U.K. Chancellor of the Exchequer George Osborne said there can be no letup in his budget-cutting program after the International Monetary Fund urged him to consider easing the pace of austerity if the recovery falters.
“Credibility is very hard won and easily lost and it would be a huge mistake to put that at risk,” Osborne said at an event today at the World Economic Forum annual meeting in Davos, Switzerland.
Britain is facing the prospect of its first triple-dip recession on record as the economy struggles to lift itself out of the financial crisis that began five years ago. The IMF cut its U.K. growth forecasts yesterday and Chief Economist Olivier Blanchard said today a “slower fiscal consolidation may be appropriate.”
Osborne said last month that weaker-than-forecast growth means it will take until 2018 to balance the budget, three years later than planned when his Conservative-led government took office in 2010 vowing to tackle a deficit of 11 percent of gross domestic product. He told Cabinet colleagues this week to begin identifying savings for the fiscal year starting April 2015.
“We have put in place what I think is a credible deficit-reduction plan,” Osborne said. “It is credible and it is flexible and we have already exercised that flexibility, so before Christmas I made it clear that I would extend the horizon of our ambitions.”
The IMF cut its global growth forecasts and now projects a second year of contraction in the euro region as progress in battling Europe’s debt crisis fails to produce a recovery. The world economy will expand 3.5 percent this year, less than the 3.6 percent forecast in October, the Washington-based lender said yesterday.

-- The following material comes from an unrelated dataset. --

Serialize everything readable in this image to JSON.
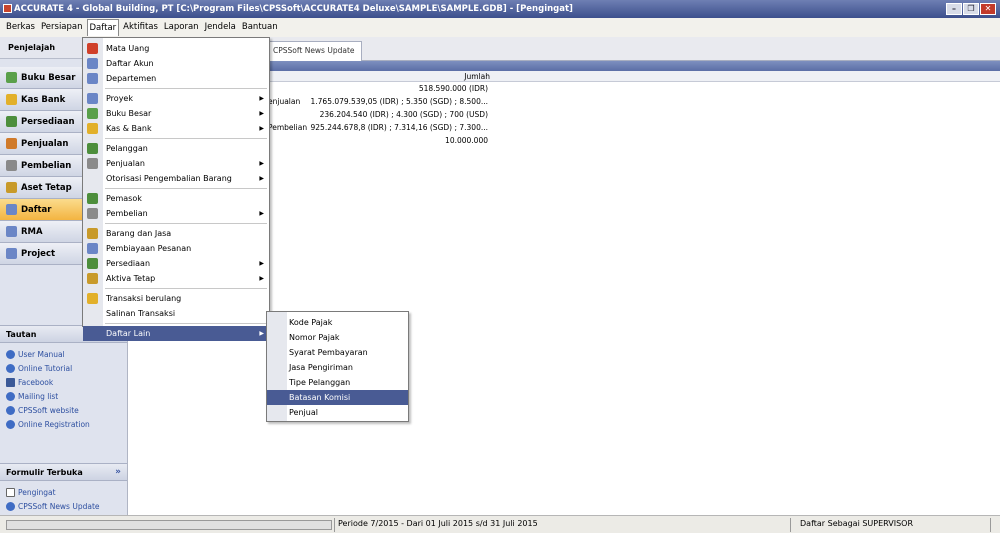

Osborne faced renewed warnings that Britain risks losing its top credit rating after government figures this week showed the budget deficit widened in December as the weak economy weighed on company profits. Investors often ignore such actions, evidenced by the rally in Treasuries after the U.S. lost its top grade at Standard & Poor’s in 2011.
Osborne said the fact that the British government can borrow cheaply shows investors have faith in his economic strategy. Ten-year gilts yielded 2.01 percent today, close to an eight-month high.